(Web page and app entries)
********
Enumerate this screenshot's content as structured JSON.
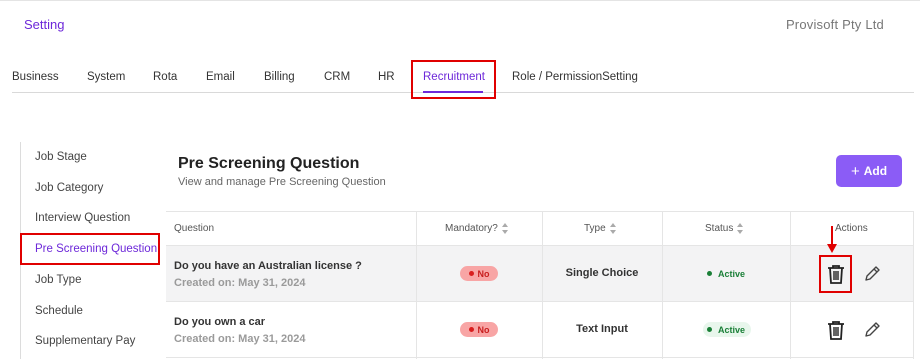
{
  "header": {
    "title": "Setting",
    "company": "Provisoft Pty Ltd"
  },
  "tabs": [
    {
      "label": "Business"
    },
    {
      "label": "System"
    },
    {
      "label": "Rota"
    },
    {
      "label": "Email"
    },
    {
      "label": "Billing"
    },
    {
      "label": "CRM"
    },
    {
      "label": "HR"
    },
    {
      "label": "Recruitment",
      "active": true
    },
    {
      "label": "Role / PermissionSetting"
    }
  ],
  "sidebar": {
    "items": [
      {
        "label": "Job Stage"
      },
      {
        "label": "Job Category"
      },
      {
        "label": "Interview Question"
      },
      {
        "label": "Pre Screening Question",
        "active": true
      },
      {
        "label": "Job Type"
      },
      {
        "label": "Schedule"
      },
      {
        "label": "Supplementary Pay"
      }
    ]
  },
  "main": {
    "title": "Pre Screening Question",
    "subtitle": "View and manage Pre Screening Question",
    "add_label": "Add",
    "add_icon": "plus-icon"
  },
  "table": {
    "columns": {
      "question": "Question",
      "mandatory": "Mandatory?",
      "type": "Type",
      "status": "Status",
      "actions": "Actions"
    },
    "rows": [
      {
        "question": "Do you have an Australian license ?",
        "created": "Created on: May 31, 2024",
        "mandatory": "No",
        "type": "Single Choice",
        "status": "Active"
      },
      {
        "question": "Do you own a car",
        "created": "Created on: May 31, 2024",
        "mandatory": "No",
        "type": "Text Input",
        "status": "Active"
      }
    ],
    "action_icons": [
      "trash-icon",
      "pencil-icon"
    ]
  },
  "colors": {
    "accent": "#6d28d9",
    "button": "#8b5cf6",
    "highlight": "#e00000",
    "danger_pill": "#f8a5a5",
    "active_green": "#1a7f37"
  }
}
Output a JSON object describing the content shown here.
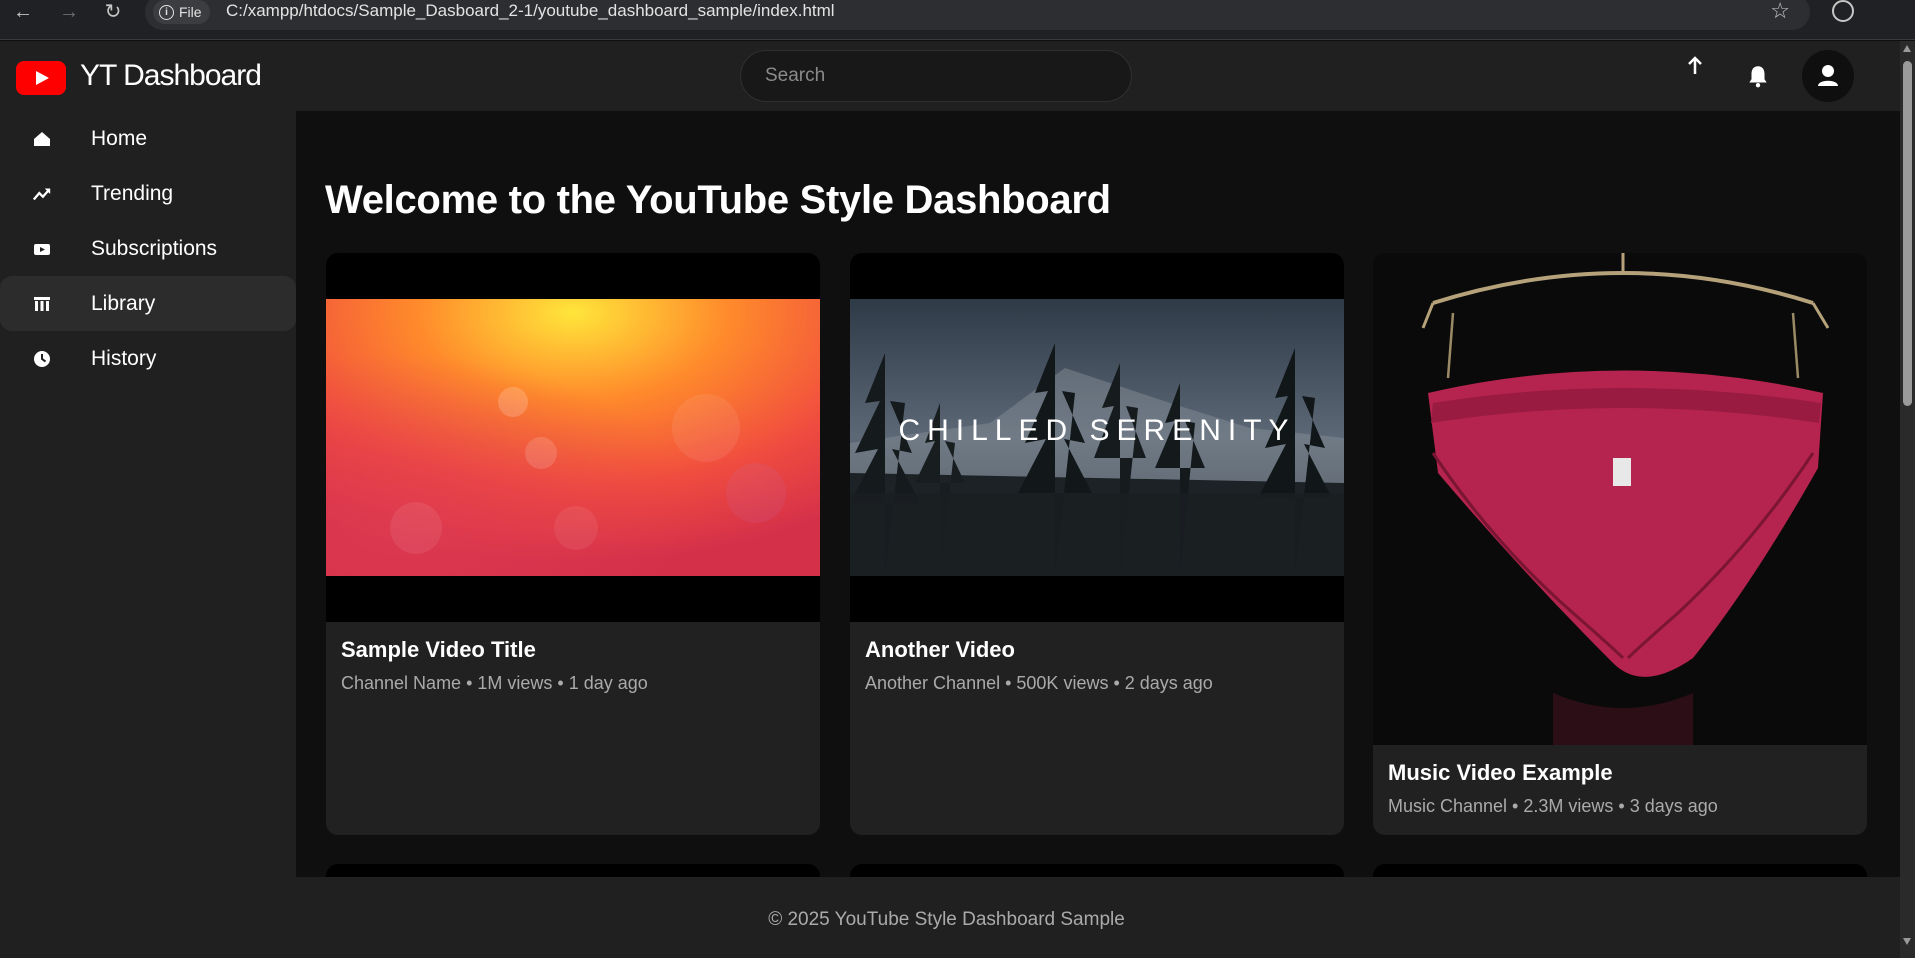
{
  "browser": {
    "file_chip": "File",
    "url": "C:/xampp/htdocs/Sample_Dasboard_2-1/youtube_dashboard_sample/index.html",
    "icons": [
      "back-icon",
      "forward-icon",
      "reload-icon",
      "info-icon",
      "star-icon",
      "profile-icon"
    ]
  },
  "header": {
    "logo_text": "YT Dashboard",
    "search_placeholder": "Search",
    "icons": [
      "upload-icon",
      "bell-icon",
      "user-icon"
    ]
  },
  "sidebar": {
    "items": [
      {
        "label": "Home",
        "icon": "home-icon",
        "active": false
      },
      {
        "label": "Trending",
        "icon": "trending-icon",
        "active": false
      },
      {
        "label": "Subscriptions",
        "icon": "subscriptions-icon",
        "active": false
      },
      {
        "label": "Library",
        "icon": "library-icon",
        "active": true
      },
      {
        "label": "History",
        "icon": "history-icon",
        "active": false
      }
    ]
  },
  "main": {
    "title": "Welcome to the YouTube Style Dashboard",
    "videos": [
      {
        "title": "Sample Video Title",
        "meta": "Channel Name • 1M views • 1 day ago",
        "thumbnail": "orange-bokeh-image"
      },
      {
        "title": "Another Video",
        "meta": "Another Channel • 500K views • 2 days ago",
        "thumbnail": "forest-mountain-image",
        "thumbnail_text": "CHILLED SERENITY"
      },
      {
        "title": "Music Video Example",
        "meta": "Music Channel • 2.3M views • 3 days ago",
        "thumbnail": "pink-garment-on-hanger-image"
      }
    ]
  },
  "footer": {
    "text": "© 2025 YouTube Style Dashboard Sample"
  },
  "colors": {
    "brand_red": "#ff0000",
    "background": "#0f0f0f",
    "surface": "#202020",
    "card": "#212121",
    "muted_text": "#aaaaaa"
  }
}
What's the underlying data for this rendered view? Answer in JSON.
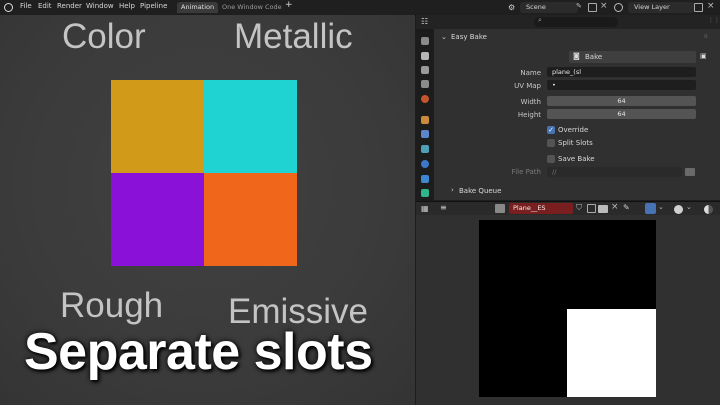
{
  "menu": {
    "items": [
      "File",
      "Edit",
      "Render",
      "Window",
      "Help",
      "Pipeline"
    ]
  },
  "workspace_tabs": [
    "Animation",
    "One Window Code"
  ],
  "add_tab": "+",
  "scene": {
    "value": "Scene"
  },
  "view_layer": {
    "value": "View Layer"
  },
  "viewport": {
    "labels": {
      "color": "Color",
      "metallic": "Metallic",
      "rough": "Rough",
      "emissive": "Emissive"
    },
    "swatches": {
      "color": "#d29a19",
      "metallic": "#1fd3d3",
      "rough": "#8a12d8",
      "emissive": "#f0661a"
    },
    "caption": "Separate slots"
  },
  "properties": {
    "search_placeholder": "",
    "panel_title": "Easy Bake",
    "bake_button": "Bake",
    "fields": {
      "name_label": "Name",
      "name_value": "plane_(sl",
      "uvmap_label": "UV Map",
      "uvmap_value": "•",
      "width_label": "Width",
      "width_value": "64",
      "height_label": "Height",
      "height_value": "64"
    },
    "override": {
      "label": "Override",
      "checked": true
    },
    "split_slots": {
      "label": "Split Slots",
      "checked": false
    },
    "save_bake": {
      "label": "Save Bake",
      "checked": false
    },
    "file_path": {
      "label": "File Path",
      "value": "//"
    },
    "bake_queue": "Bake Queue"
  },
  "image_editor": {
    "image_name": "Plane__ES",
    "colors": {
      "black": "#000000",
      "white": "#ffffff"
    }
  },
  "colors": {
    "accent": "#4772b3",
    "panel": "#303030",
    "background": "#1d1d1d"
  }
}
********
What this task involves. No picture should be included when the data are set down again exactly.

Solution.
Enumerate this screenshot's content as structured JSON.
{
  "header": {
    "title": "Setting",
    "company": "Provisoft Pty Ltd"
  },
  "tabs": [
    {
      "label": "Business"
    },
    {
      "label": "System"
    },
    {
      "label": "Rota"
    },
    {
      "label": "Email"
    },
    {
      "label": "Billing"
    },
    {
      "label": "CRM"
    },
    {
      "label": "HR"
    },
    {
      "label": "Recruitment",
      "active": true
    },
    {
      "label": "Role / PermissionSetting"
    }
  ],
  "sidebar": {
    "items": [
      {
        "label": "Job Stage"
      },
      {
        "label": "Job Category"
      },
      {
        "label": "Interview Question"
      },
      {
        "label": "Pre Screening Question",
        "active": true
      },
      {
        "label": "Job Type"
      },
      {
        "label": "Schedule"
      },
      {
        "label": "Supplementary Pay"
      }
    ]
  },
  "main": {
    "title": "Pre Screening Question",
    "subtitle": "View and manage Pre Screening Question",
    "add_label": "Add",
    "add_icon": "plus-icon"
  },
  "table": {
    "columns": {
      "question": "Question",
      "mandatory": "Mandatory?",
      "type": "Type",
      "status": "Status",
      "actions": "Actions"
    },
    "rows": [
      {
        "question": "Do you have an Australian license ?",
        "created": "Created on: May 31, 2024",
        "mandatory": "No",
        "type": "Single Choice",
        "status": "Active"
      },
      {
        "question": "Do you own a car",
        "created": "Created on: May 31, 2024",
        "mandatory": "No",
        "type": "Text Input",
        "status": "Active"
      }
    ],
    "action_icons": [
      "trash-icon",
      "pencil-icon"
    ]
  },
  "colors": {
    "accent": "#6d28d9",
    "button": "#8b5cf6",
    "highlight": "#e00000",
    "danger_pill": "#f8a5a5",
    "active_green": "#1a7f37"
  }
}
Output a JSON object describing the content shown here.
{
  "browser": {
    "file_chip": "File",
    "url": "C:/xampp/htdocs/Sample_Dasboard_2-1/youtube_dashboard_sample/index.html",
    "icons": [
      "back-icon",
      "forward-icon",
      "reload-icon",
      "info-icon",
      "star-icon",
      "profile-icon"
    ]
  },
  "header": {
    "logo_text": "YT Dashboard",
    "search_placeholder": "Search",
    "icons": [
      "upload-icon",
      "bell-icon",
      "user-icon"
    ]
  },
  "sidebar": {
    "items": [
      {
        "label": "Home",
        "icon": "home-icon",
        "active": false
      },
      {
        "label": "Trending",
        "icon": "trending-icon",
        "active": false
      },
      {
        "label": "Subscriptions",
        "icon": "subscriptions-icon",
        "active": false
      },
      {
        "label": "Library",
        "icon": "library-icon",
        "active": true
      },
      {
        "label": "History",
        "icon": "history-icon",
        "active": false
      }
    ]
  },
  "main": {
    "title": "Welcome to the YouTube Style Dashboard",
    "videos": [
      {
        "title": "Sample Video Title",
        "meta": "Channel Name • 1M views • 1 day ago",
        "thumbnail": "orange-bokeh-image"
      },
      {
        "title": "Another Video",
        "meta": "Another Channel • 500K views • 2 days ago",
        "thumbnail": "forest-mountain-image",
        "thumbnail_text": "CHILLED SERENITY"
      },
      {
        "title": "Music Video Example",
        "meta": "Music Channel • 2.3M views • 3 days ago",
        "thumbnail": "pink-garment-on-hanger-image"
      }
    ]
  },
  "footer": {
    "text": "© 2025 YouTube Style Dashboard Sample"
  },
  "colors": {
    "brand_red": "#ff0000",
    "background": "#0f0f0f",
    "surface": "#202020",
    "card": "#212121",
    "muted_text": "#aaaaaa"
  }
}
What's the underlying data for this rendered view? Answer in JSON.
{
  "menu": {
    "items": [
      "File",
      "Edit",
      "Render",
      "Window",
      "Help",
      "Pipeline"
    ]
  },
  "workspace_tabs": [
    "Animation",
    "One Window Code"
  ],
  "add_tab": "+",
  "scene": {
    "value": "Scene"
  },
  "view_layer": {
    "value": "View Layer"
  },
  "viewport": {
    "labels": {
      "color": "Color",
      "metallic": "Metallic",
      "rough": "Rough",
      "emissive": "Emissive"
    },
    "swatches": {
      "color": "#d29a19",
      "metallic": "#1fd3d3",
      "rough": "#8a12d8",
      "emissive": "#f0661a"
    },
    "caption": "Separate slots"
  },
  "properties": {
    "search_placeholder": "",
    "panel_title": "Easy Bake",
    "bake_button": "Bake",
    "fields": {
      "name_label": "Name",
      "name_value": "plane_(sl",
      "uvmap_label": "UV Map",
      "uvmap_value": "•",
      "width_label": "Width",
      "width_value": "64",
      "height_label": "Height",
      "height_value": "64"
    },
    "override": {
      "label": "Override",
      "checked": true
    },
    "split_slots": {
      "label": "Split Slots",
      "checked": false
    },
    "save_bake": {
      "label": "Save Bake",
      "checked": false
    },
    "file_path": {
      "label": "File Path",
      "value": "//"
    },
    "bake_queue": "Bake Queue"
  },
  "image_editor": {
    "image_name": "Plane__ES",
    "colors": {
      "black": "#000000",
      "white": "#ffffff"
    }
  },
  "colors": {
    "accent": "#4772b3",
    "panel": "#303030",
    "background": "#1d1d1d"
  }
}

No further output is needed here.